[RECORDS PROVIDED]

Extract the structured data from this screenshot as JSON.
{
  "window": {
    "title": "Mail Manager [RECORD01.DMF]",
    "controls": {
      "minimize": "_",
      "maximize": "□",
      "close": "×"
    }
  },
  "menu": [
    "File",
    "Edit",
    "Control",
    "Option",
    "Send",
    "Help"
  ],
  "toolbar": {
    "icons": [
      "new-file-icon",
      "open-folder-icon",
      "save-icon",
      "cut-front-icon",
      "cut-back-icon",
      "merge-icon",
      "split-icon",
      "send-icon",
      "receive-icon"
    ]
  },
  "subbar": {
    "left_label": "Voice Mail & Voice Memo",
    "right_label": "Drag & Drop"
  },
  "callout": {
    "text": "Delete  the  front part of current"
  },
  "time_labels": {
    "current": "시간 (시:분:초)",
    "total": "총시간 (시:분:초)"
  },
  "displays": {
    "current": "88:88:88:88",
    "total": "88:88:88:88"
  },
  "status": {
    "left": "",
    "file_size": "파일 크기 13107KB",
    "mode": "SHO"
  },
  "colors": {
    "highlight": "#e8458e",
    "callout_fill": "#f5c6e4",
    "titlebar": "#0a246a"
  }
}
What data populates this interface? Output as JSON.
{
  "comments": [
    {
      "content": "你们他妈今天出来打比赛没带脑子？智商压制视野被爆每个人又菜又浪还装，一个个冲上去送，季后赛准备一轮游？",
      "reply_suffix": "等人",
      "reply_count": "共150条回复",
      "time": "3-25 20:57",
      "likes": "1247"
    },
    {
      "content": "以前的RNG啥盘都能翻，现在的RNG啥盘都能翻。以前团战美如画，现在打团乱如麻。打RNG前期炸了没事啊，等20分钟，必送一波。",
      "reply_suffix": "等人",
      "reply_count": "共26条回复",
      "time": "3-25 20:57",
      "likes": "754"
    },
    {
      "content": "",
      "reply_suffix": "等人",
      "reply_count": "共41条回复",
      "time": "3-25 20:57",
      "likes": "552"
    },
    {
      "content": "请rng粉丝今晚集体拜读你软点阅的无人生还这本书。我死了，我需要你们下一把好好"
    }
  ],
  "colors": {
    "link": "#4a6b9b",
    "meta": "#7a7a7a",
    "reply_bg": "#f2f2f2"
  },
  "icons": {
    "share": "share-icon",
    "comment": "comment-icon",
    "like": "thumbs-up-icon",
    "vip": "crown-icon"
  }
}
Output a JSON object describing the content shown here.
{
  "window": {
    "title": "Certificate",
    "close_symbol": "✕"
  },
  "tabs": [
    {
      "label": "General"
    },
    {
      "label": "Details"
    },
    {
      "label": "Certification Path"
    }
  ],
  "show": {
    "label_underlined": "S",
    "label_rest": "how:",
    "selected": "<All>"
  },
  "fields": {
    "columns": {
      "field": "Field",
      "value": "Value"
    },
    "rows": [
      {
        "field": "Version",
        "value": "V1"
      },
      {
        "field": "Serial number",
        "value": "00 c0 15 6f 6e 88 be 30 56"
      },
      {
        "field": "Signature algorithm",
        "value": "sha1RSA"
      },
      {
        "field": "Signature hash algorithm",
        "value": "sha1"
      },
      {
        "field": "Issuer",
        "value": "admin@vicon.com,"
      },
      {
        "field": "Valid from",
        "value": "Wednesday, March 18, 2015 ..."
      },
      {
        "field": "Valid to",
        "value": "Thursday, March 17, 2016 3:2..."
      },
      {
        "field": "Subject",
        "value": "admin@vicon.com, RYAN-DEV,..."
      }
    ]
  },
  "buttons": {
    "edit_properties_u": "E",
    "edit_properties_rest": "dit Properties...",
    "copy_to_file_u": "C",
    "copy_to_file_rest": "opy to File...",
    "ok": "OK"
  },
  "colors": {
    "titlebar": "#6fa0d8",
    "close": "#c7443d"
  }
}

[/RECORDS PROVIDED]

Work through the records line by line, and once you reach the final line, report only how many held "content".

5